ACTIVITY: Your answer should be an exact copy of all the entries, free of pictures.

ENTRIES SUPPLIED:
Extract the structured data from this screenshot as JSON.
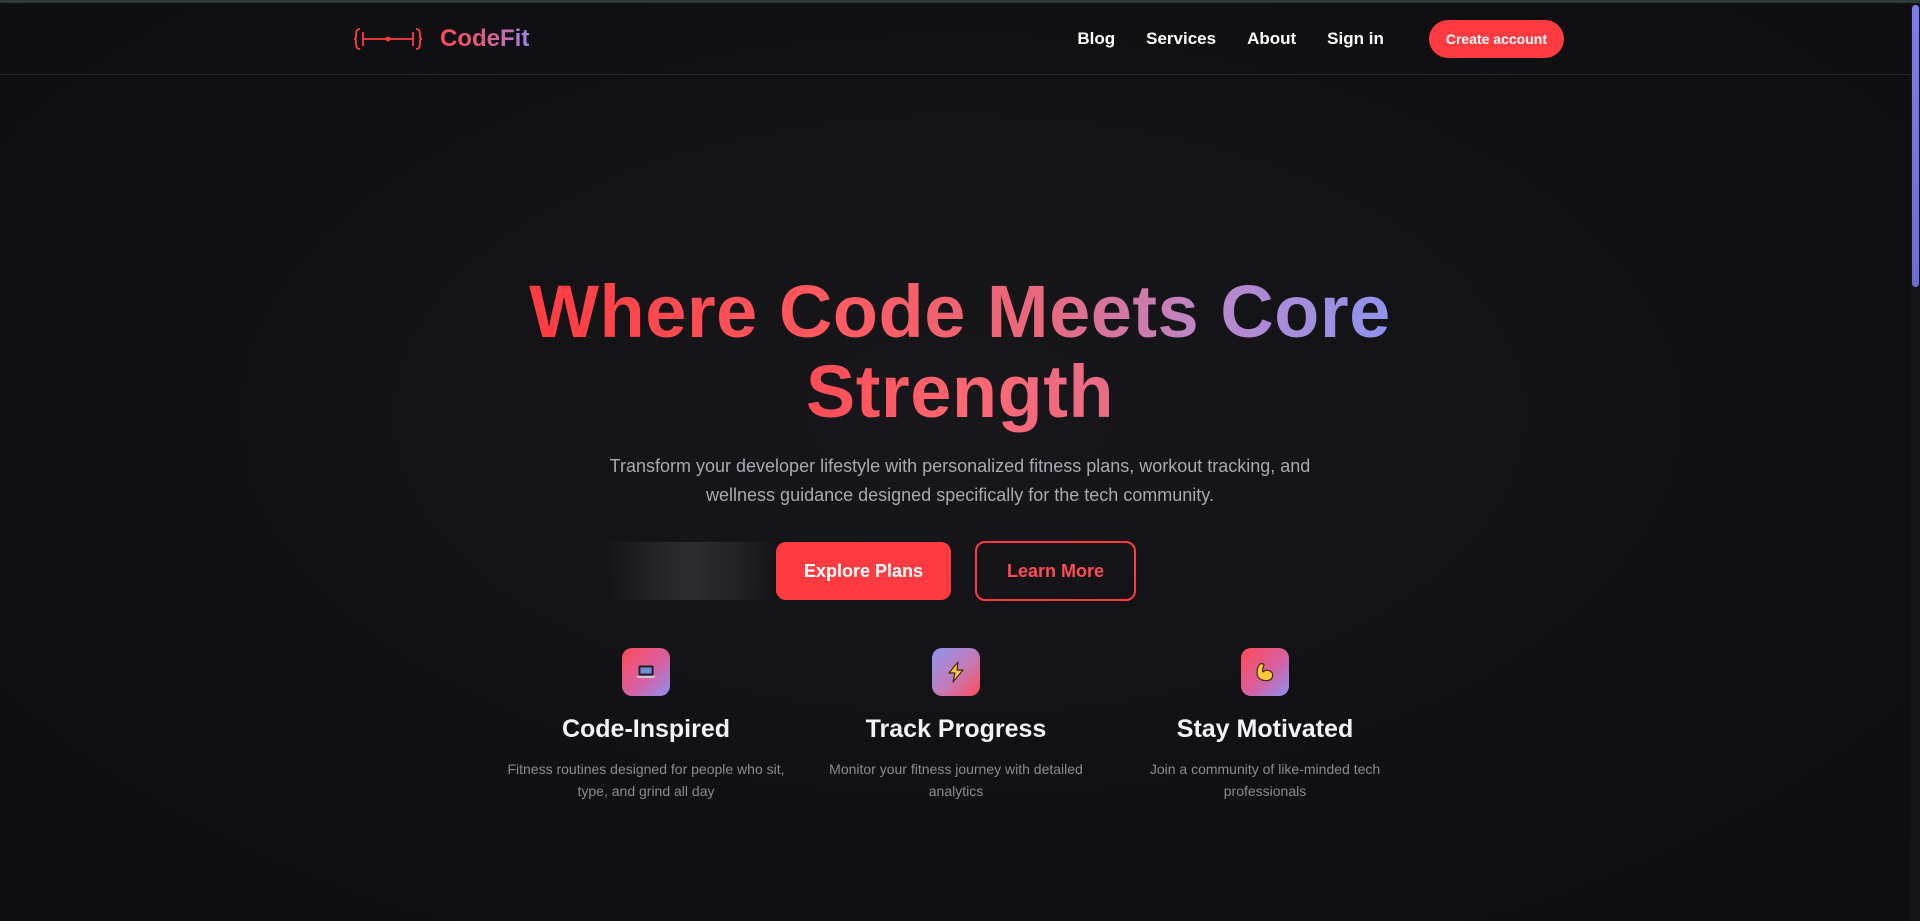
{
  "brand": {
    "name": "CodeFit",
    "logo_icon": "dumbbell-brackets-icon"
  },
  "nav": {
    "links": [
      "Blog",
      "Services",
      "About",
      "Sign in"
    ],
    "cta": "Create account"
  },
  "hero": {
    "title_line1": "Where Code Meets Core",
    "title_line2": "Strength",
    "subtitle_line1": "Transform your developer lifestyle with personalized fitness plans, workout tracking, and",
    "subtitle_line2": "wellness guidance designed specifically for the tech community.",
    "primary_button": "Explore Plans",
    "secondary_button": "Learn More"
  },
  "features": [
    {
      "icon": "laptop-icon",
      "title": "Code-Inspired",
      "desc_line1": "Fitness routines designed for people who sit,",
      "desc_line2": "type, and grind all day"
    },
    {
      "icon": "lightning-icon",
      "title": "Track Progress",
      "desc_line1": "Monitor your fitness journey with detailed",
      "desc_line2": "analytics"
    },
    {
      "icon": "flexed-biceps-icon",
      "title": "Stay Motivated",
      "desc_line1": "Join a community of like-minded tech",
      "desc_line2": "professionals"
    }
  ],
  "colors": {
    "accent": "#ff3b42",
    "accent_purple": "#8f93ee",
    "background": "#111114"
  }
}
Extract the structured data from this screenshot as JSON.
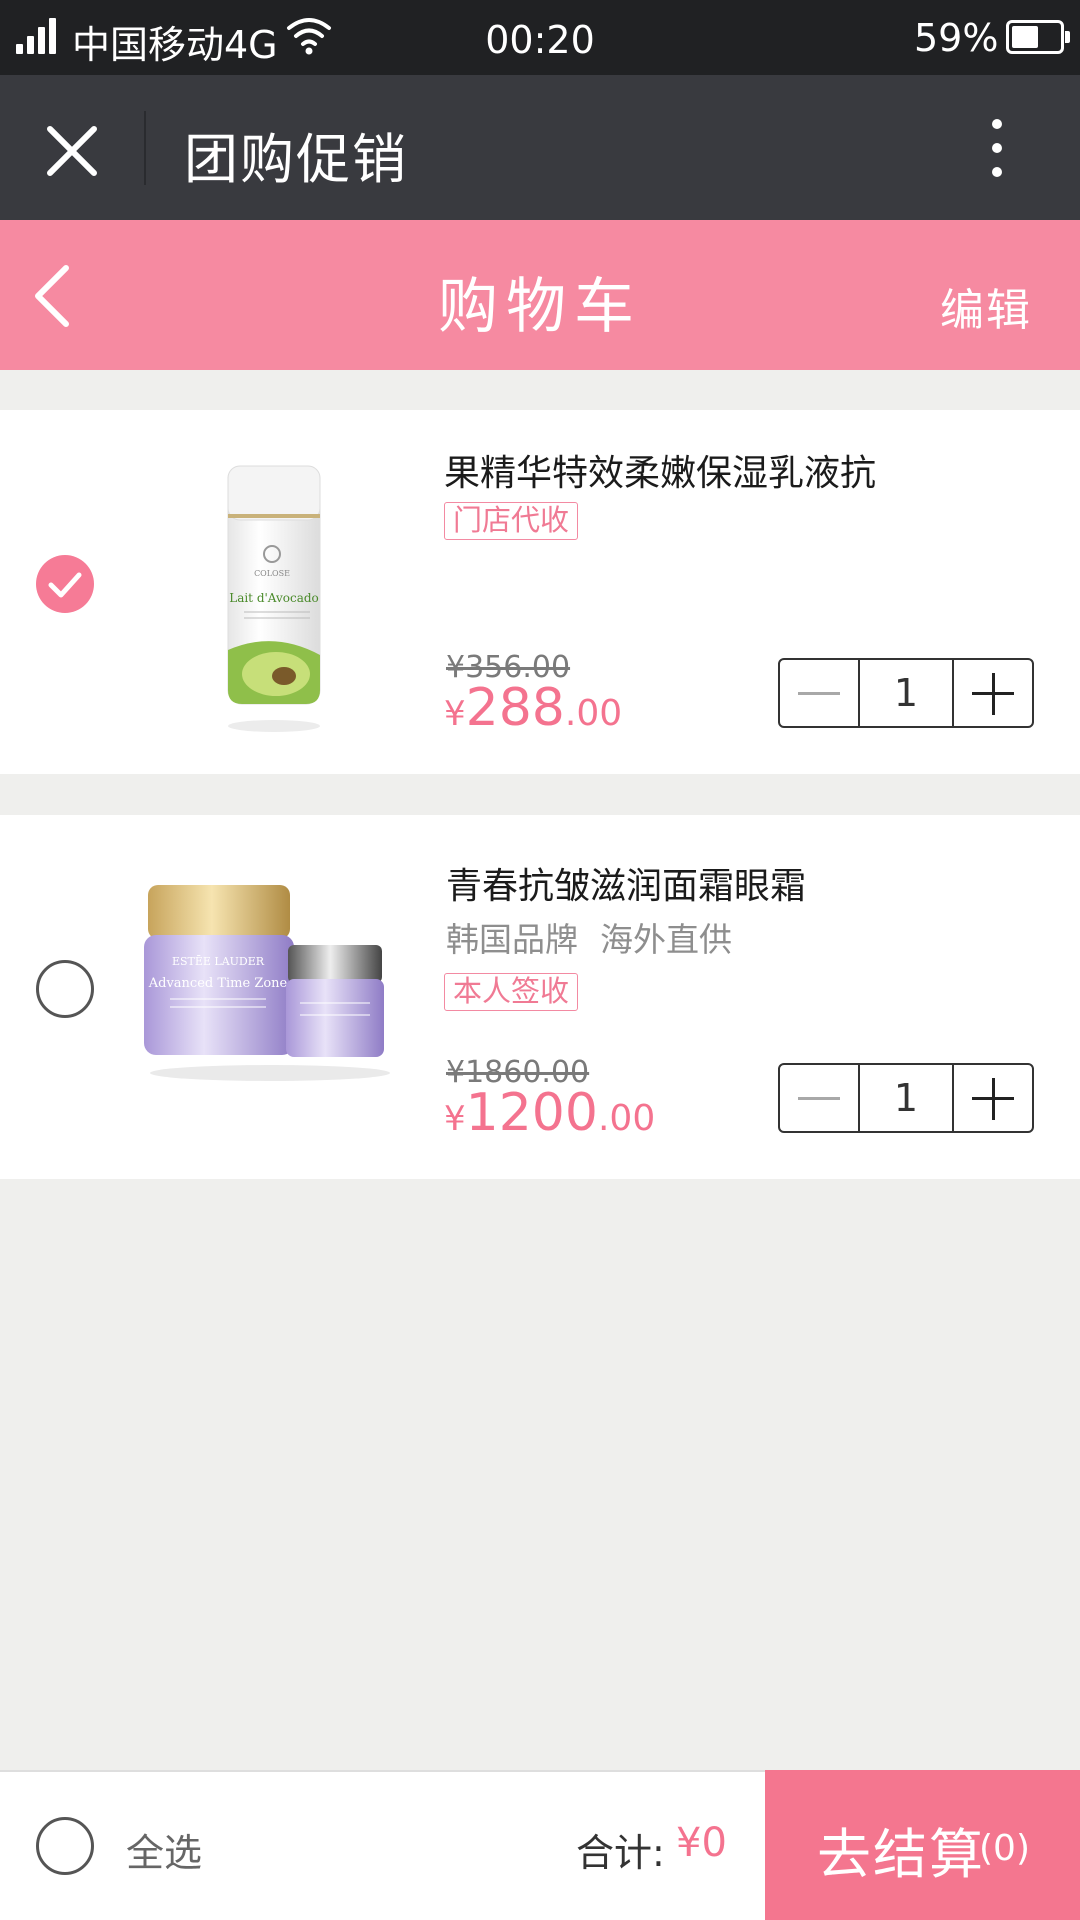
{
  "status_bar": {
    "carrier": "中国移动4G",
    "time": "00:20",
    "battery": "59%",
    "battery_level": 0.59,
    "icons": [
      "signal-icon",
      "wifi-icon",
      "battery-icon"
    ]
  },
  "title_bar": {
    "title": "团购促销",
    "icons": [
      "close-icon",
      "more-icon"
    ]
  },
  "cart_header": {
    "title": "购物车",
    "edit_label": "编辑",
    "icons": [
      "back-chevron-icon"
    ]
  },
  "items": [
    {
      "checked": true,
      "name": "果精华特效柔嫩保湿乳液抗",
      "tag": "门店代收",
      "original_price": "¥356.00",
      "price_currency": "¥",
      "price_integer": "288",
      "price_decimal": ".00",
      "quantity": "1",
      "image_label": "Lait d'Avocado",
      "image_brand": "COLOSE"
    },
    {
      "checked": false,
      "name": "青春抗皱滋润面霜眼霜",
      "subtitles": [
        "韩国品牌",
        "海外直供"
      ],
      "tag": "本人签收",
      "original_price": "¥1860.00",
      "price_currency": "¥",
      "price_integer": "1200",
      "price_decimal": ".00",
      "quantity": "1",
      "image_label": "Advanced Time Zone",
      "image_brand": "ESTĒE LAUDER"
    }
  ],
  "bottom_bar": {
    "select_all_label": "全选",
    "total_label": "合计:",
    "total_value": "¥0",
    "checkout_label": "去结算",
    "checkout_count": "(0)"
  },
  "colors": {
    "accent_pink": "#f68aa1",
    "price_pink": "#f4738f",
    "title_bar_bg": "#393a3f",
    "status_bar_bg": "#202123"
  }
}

YOUR RESPONSE:
Extract the structured data from this screenshot as JSON.
{
  "brand": {
    "name": "CodeFit",
    "logo_icon": "dumbbell-brackets-icon"
  },
  "nav": {
    "links": [
      "Blog",
      "Services",
      "About",
      "Sign in"
    ],
    "cta": "Create account"
  },
  "hero": {
    "title_line1": "Where Code Meets Core",
    "title_line2": "Strength",
    "subtitle_line1": "Transform your developer lifestyle with personalized fitness plans, workout tracking, and",
    "subtitle_line2": "wellness guidance designed specifically for the tech community.",
    "primary_button": "Explore Plans",
    "secondary_button": "Learn More"
  },
  "features": [
    {
      "icon": "laptop-icon",
      "title": "Code-Inspired",
      "desc_line1": "Fitness routines designed for people who sit,",
      "desc_line2": "type, and grind all day"
    },
    {
      "icon": "lightning-icon",
      "title": "Track Progress",
      "desc_line1": "Monitor your fitness journey with detailed",
      "desc_line2": "analytics"
    },
    {
      "icon": "flexed-biceps-icon",
      "title": "Stay Motivated",
      "desc_line1": "Join a community of like-minded tech",
      "desc_line2": "professionals"
    }
  ],
  "colors": {
    "accent": "#ff3b42",
    "accent_purple": "#8f93ee",
    "background": "#111114"
  }
}
Extract the structured data from this screenshot as JSON.
{
  "status_bar": {
    "carrier": "中国移动4G",
    "time": "00:20",
    "battery": "59%",
    "battery_level": 0.59,
    "icons": [
      "signal-icon",
      "wifi-icon",
      "battery-icon"
    ]
  },
  "title_bar": {
    "title": "团购促销",
    "icons": [
      "close-icon",
      "more-icon"
    ]
  },
  "cart_header": {
    "title": "购物车",
    "edit_label": "编辑",
    "icons": [
      "back-chevron-icon"
    ]
  },
  "items": [
    {
      "checked": true,
      "name": "果精华特效柔嫩保湿乳液抗",
      "tag": "门店代收",
      "original_price": "¥356.00",
      "price_currency": "¥",
      "price_integer": "288",
      "price_decimal": ".00",
      "quantity": "1",
      "image_label": "Lait d'Avocado",
      "image_brand": "COLOSE"
    },
    {
      "checked": false,
      "name": "青春抗皱滋润面霜眼霜",
      "subtitles": [
        "韩国品牌",
        "海外直供"
      ],
      "tag": "本人签收",
      "original_price": "¥1860.00",
      "price_currency": "¥",
      "price_integer": "1200",
      "price_decimal": ".00",
      "quantity": "1",
      "image_label": "Advanced Time Zone",
      "image_brand": "ESTĒE LAUDER"
    }
  ],
  "bottom_bar": {
    "select_all_label": "全选",
    "total_label": "合计:",
    "total_value": "¥0",
    "checkout_label": "去结算",
    "checkout_count": "(0)"
  },
  "colors": {
    "accent_pink": "#f68aa1",
    "price_pink": "#f4738f",
    "title_bar_bg": "#393a3f",
    "status_bar_bg": "#202123"
  }
}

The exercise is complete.